> _YOUR OBJECTIVE_:
All that is needed is each line of the entries holding the word "Graeme", copied as it stands.

> _MATERIAL TO PROCESS_:
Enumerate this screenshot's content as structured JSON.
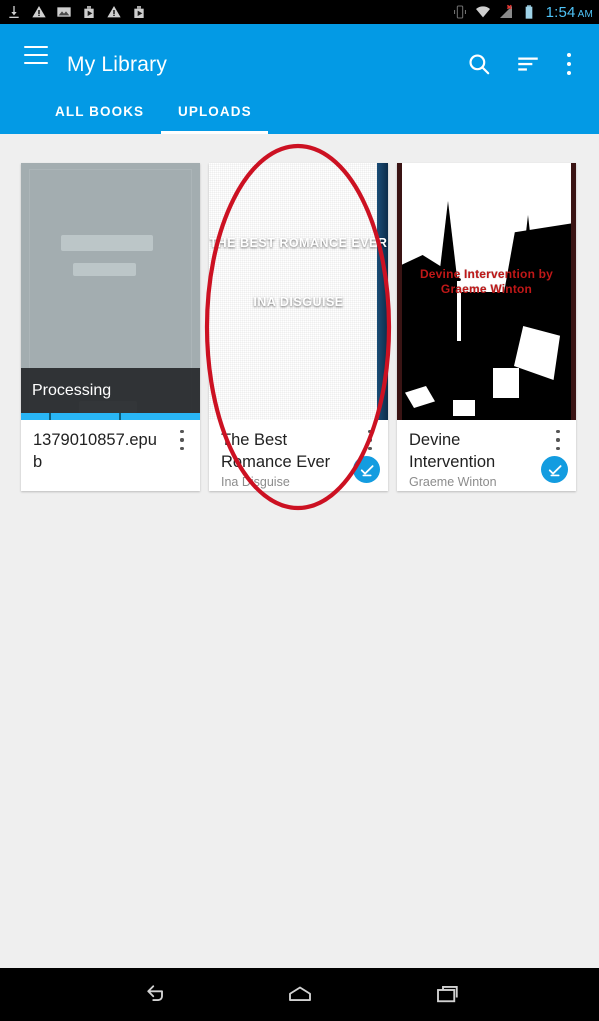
{
  "statusbar": {
    "left_icons": [
      "download-icon",
      "warning-icon",
      "image-icon",
      "play-store-icon",
      "warning-icon",
      "play-store-icon"
    ],
    "right_icons": [
      "vibrate-icon",
      "wifi-icon",
      "cell-signal-no-service-icon",
      "battery-icon"
    ],
    "time": "1:54",
    "ampm": "AM",
    "time_color": "#4fc3f7"
  },
  "appbar": {
    "title": "My Library",
    "menu_icon": "hamburger-menu-icon",
    "search_icon": "search-icon",
    "sort_icon": "sort-icon",
    "overflow_icon": "overflow-menu-icon",
    "background": "#039ae5"
  },
  "tabs": [
    {
      "label": "ALL BOOKS",
      "selected": false
    },
    {
      "label": "UPLOADS",
      "selected": true
    }
  ],
  "books": [
    {
      "title": "1379010857.epub",
      "author": "",
      "cover_type": "placeholder",
      "status_overlay": "Processing",
      "progress_visible": true,
      "badge": null,
      "overflow_icon": "overflow-menu-icon"
    },
    {
      "title": "The Best Romance Ever",
      "author": "Ina Disguise",
      "cover_type": "blue-book",
      "cover_title": "THE BEST ROMANCE EVER",
      "cover_author": "INA DISGUISE",
      "status_overlay": null,
      "progress_visible": false,
      "badge": "downloaded-check-icon",
      "overflow_icon": "overflow-menu-icon"
    },
    {
      "title": "Devine Intervention",
      "author": "Graeme Winton",
      "cover_type": "photo-bw",
      "cover_text": "Devine Intervention by Graeme Winton",
      "status_overlay": null,
      "progress_visible": false,
      "badge": "downloaded-check-icon",
      "overflow_icon": "overflow-menu-icon"
    }
  ],
  "annotation": {
    "shape": "ellipse",
    "color": "#cc1122",
    "target": "The Best Romance Ever"
  },
  "navbar": {
    "back_icon": "back-arrow-icon",
    "home_icon": "home-icon",
    "recents_icon": "recent-apps-icon"
  },
  "colors": {
    "accent": "#039ae5",
    "badge": "#139ce0",
    "page_background": "#efefef",
    "progress": "#29b6f6"
  }
}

> _EXERCISE SOLUTION_:
      "author": "Graeme Winton",
      "cover_text": "Devine Intervention by Graeme Winton",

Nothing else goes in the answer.